Dog Sneeze FAQs: Common Questions About Dog Ach-oos!
Owners often have a lot of questions about their dog’s sneezes, so we’ve tried to answer some of the most common queries below.
We’ve covered a few of these questions already, but we know that FAQ sections sometimes make it easier to find the info you’re after quickly.
Why do dogs sneeze when on their backs?
As with play sneezes, it’s not clear why dogs often sneeze when laying on their back.
Once again, it may serve as some form of communication, or it may just be that something about laying on their back makes it more likely that something will tickle their nasal passages.
Either way, it’s rarely a cause for concern.
What is a good dog sneezing treatment?
There isn’t really a good way to prevent your dog from sneezing unless he’s either sick or allergic to something in the environment.
If he’s showing signs of being sick or having an infection, you’ll need to take him to the vet. If he turns out to be allergic to something (and you can identify the trigger), you’ll just have to try to limit your dog’s exposure to the offending substance.
For example, if your dog is allergic to grass pollen, you may just need to limit his time in the grass, try to keep your house as clean and pollen-free as possible, and bathe him a little more frequently to wash the pollen off his coat.
Why is my dog sneezing non-stop?
We’ve all had sneezing fits before – sometimes your nose just gets riled up by a bit of pollen, dust, or something else that irritates your nasal passages.
Sneezing fits in dogs are likely caused by the same thing, and they aren’t any cause for concern unless the sneezing fits begin happening over-and-over.
Are there any home remedies for sneezing dogs?
There aren’t any remedies for the kind of normal, once-in-a-while sneezes that most dogs exhibit, nor are there any home treatments for sneezes that result from infections or illness (you’ll just need to go to the vet).
However, if your dog’s sneezing is triggered by allergies, you can try to limit your dog’s exposure to the offending substance, which may reduce the frequency of your pup’s sneezes.
Do nasal mites in dogs cause sneezing?
Nasal mites do frequently cause sneezing, and they can also cause other symptoms like nasal discharge and nosebleeds.
Fortunately, they’re pretty easy to eradicate with anti-parasite medications, so just head on over to your vet if you suspect your dog may be battling nasal mites.
My dog is sneezing a lot lately – what should I do?
If your dog starts sneezing more often than usual, you’ll just need to take him to the vet to ensure that he isn’t sick or suffering from nasal mites.
It may also be a good idea to give your home a good cleaning, to make sure the pollen, dust, and dander levels inside remain low.
What happens if a dog sneezes on you?
A lot of owners become worried when their dog sneezes on them, but it’s usually not a big deal — you just get covered in a fine mist of doggie snot.

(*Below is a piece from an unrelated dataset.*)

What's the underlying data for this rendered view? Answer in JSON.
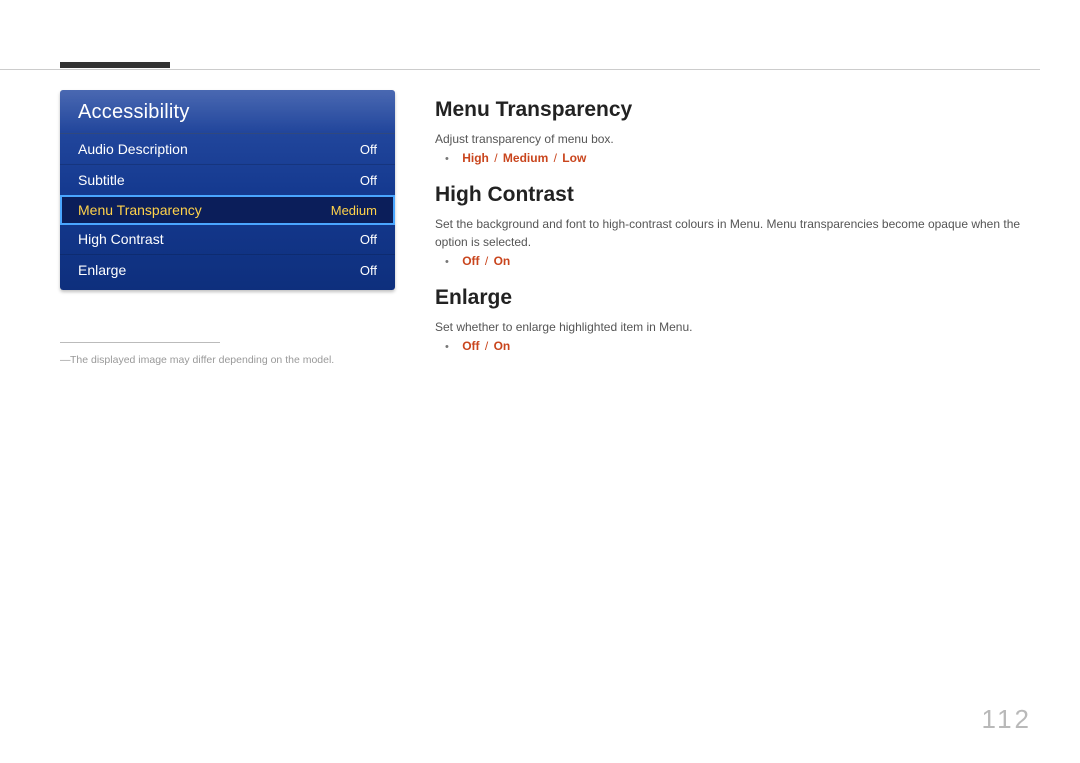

This is pretty gross, but unless you are immunocompromised it probably isn’t cause for worry. Just hose yourself off and contact your doctor if you are worried about it.
But it happens to all of us – my pooch seems to love sneezing directly on my face when we’re riding in the car. It’s just part of the dog-ownership gig.
My dog is sneezing – what can I give him? Can I give him an antihistamine or decongestant?
Sneezing is usually no cause for concern, and it is definitely not a reason to give your pet any medications without your vet’s approval. If you suspect your dog may be ill, just head over to the vet. Your vet can prescribe medications (if necessary) that are safe for your pup.
Never give your pet medications (even over-the-counter medications) without first consulting your vet.
Sneezes aren’t a big deal for most pups. They happen from time to time, and they’re usually no more consequential than your own sneezes. Just be sure to visit your vet if your pup exhibits any other symptoms that cause you concern.
Does your pooch sneeze a lot? Tell us all about him in the comments below!